Lines in the listing below containing the string "используются" are to be identified and copied.
________________________________________
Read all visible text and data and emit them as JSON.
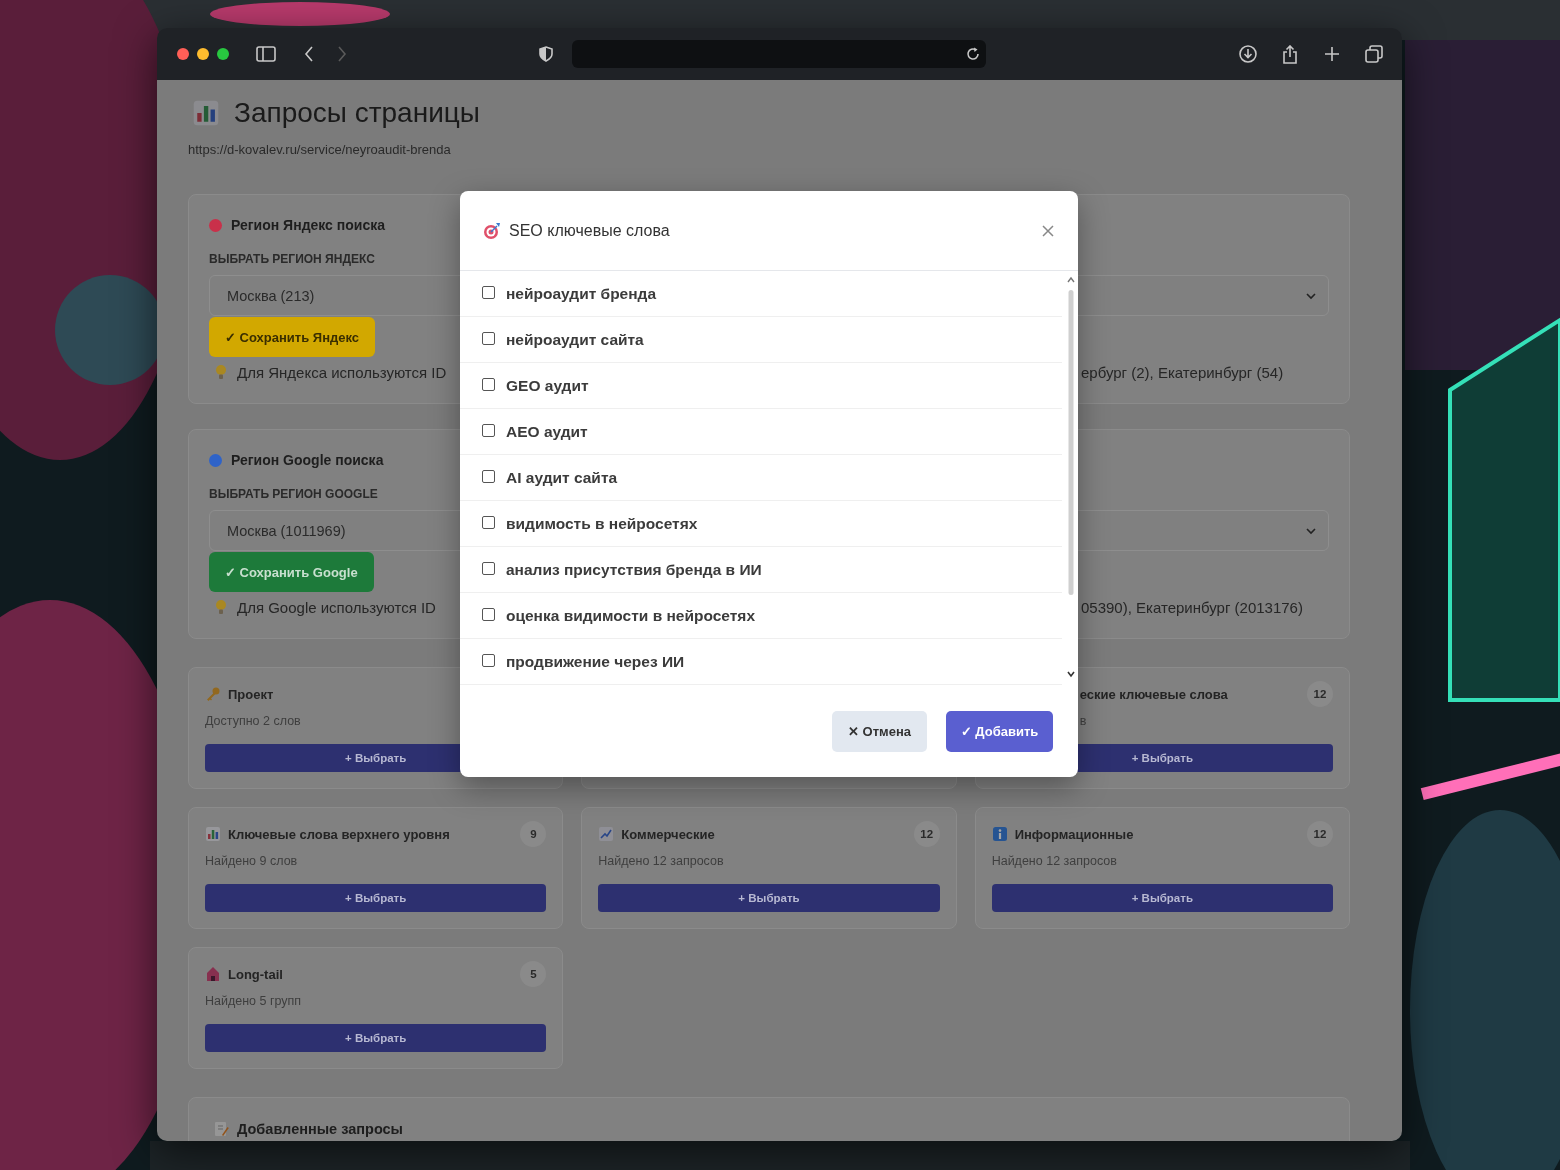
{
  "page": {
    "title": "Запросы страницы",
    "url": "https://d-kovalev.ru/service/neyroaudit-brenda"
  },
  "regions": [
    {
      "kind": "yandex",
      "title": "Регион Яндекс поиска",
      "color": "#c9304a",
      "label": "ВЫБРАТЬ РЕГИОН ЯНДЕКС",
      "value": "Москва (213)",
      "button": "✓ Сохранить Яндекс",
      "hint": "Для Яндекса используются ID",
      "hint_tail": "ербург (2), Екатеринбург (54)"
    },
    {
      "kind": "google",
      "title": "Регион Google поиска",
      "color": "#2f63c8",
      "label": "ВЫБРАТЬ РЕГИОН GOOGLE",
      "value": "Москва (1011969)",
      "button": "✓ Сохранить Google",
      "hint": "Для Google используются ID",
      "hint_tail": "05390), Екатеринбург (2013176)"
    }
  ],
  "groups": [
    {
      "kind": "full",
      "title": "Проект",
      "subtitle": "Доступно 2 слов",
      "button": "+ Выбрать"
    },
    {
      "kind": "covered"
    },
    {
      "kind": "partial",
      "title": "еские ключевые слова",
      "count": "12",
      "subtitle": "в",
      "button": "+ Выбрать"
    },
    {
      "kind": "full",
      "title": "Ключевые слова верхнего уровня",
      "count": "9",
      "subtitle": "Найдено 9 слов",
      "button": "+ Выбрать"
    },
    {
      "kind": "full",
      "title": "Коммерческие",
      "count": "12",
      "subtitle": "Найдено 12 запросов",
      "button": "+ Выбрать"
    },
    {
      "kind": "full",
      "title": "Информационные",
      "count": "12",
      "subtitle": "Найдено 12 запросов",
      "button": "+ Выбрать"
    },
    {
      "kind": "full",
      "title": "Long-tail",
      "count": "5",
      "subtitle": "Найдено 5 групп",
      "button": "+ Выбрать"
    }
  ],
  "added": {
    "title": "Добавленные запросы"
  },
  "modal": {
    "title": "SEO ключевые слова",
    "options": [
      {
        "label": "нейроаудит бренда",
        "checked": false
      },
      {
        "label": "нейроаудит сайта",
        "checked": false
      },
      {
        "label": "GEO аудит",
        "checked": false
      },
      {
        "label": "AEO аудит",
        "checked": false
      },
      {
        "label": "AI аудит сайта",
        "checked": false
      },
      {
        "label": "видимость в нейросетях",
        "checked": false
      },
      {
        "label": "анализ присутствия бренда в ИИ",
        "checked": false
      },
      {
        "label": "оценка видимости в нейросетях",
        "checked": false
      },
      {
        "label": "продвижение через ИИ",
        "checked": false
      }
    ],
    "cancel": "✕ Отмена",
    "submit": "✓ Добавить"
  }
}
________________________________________
• TASK OUTPUT:
      "hint": "Для Яндекса используются ID",
      "hint": "Для Google используются ID",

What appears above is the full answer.